- **TRY IT**:
Whenever the word "this" turns up in a line below, that line should be copied.

- **INFORMATION PROVIDED**:

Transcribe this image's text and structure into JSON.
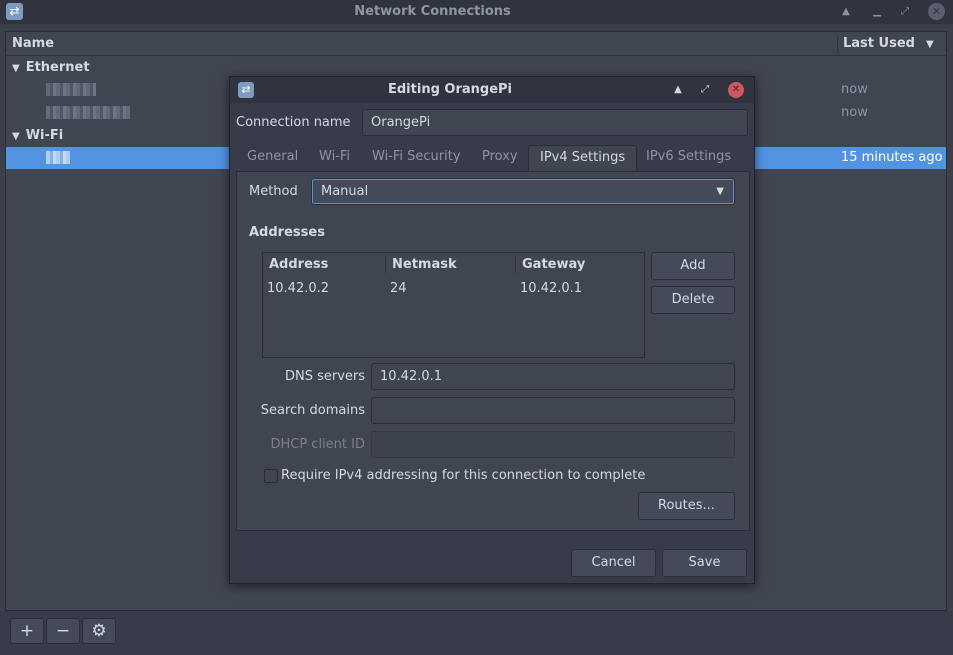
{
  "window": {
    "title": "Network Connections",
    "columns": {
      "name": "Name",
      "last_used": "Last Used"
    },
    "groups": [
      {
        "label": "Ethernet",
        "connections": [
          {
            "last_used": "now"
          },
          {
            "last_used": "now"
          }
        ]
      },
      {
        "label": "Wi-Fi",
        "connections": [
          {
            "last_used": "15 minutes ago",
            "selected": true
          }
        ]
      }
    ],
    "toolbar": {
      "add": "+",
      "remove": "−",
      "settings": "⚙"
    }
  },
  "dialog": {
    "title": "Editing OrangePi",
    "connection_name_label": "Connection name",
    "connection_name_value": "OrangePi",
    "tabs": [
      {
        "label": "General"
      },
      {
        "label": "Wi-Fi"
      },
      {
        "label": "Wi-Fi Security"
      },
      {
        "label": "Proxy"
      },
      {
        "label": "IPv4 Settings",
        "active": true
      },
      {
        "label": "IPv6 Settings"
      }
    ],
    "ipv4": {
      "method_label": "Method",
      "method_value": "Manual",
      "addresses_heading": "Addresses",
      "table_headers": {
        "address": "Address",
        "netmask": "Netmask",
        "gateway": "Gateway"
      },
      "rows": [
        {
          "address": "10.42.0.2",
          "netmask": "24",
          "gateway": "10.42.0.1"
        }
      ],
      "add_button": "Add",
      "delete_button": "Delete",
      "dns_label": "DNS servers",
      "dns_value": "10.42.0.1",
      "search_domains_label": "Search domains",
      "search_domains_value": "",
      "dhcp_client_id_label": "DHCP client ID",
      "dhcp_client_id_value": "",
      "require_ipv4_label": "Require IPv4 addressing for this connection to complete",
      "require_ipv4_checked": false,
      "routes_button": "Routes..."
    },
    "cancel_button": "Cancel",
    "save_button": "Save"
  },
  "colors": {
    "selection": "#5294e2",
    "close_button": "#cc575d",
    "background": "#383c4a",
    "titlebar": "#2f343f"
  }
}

- **TASK ANSWER**:
Transcribe this image's text and structure into JSON.
      "require_ipv4_label": "Require IPv4 addressing for this connection to complete",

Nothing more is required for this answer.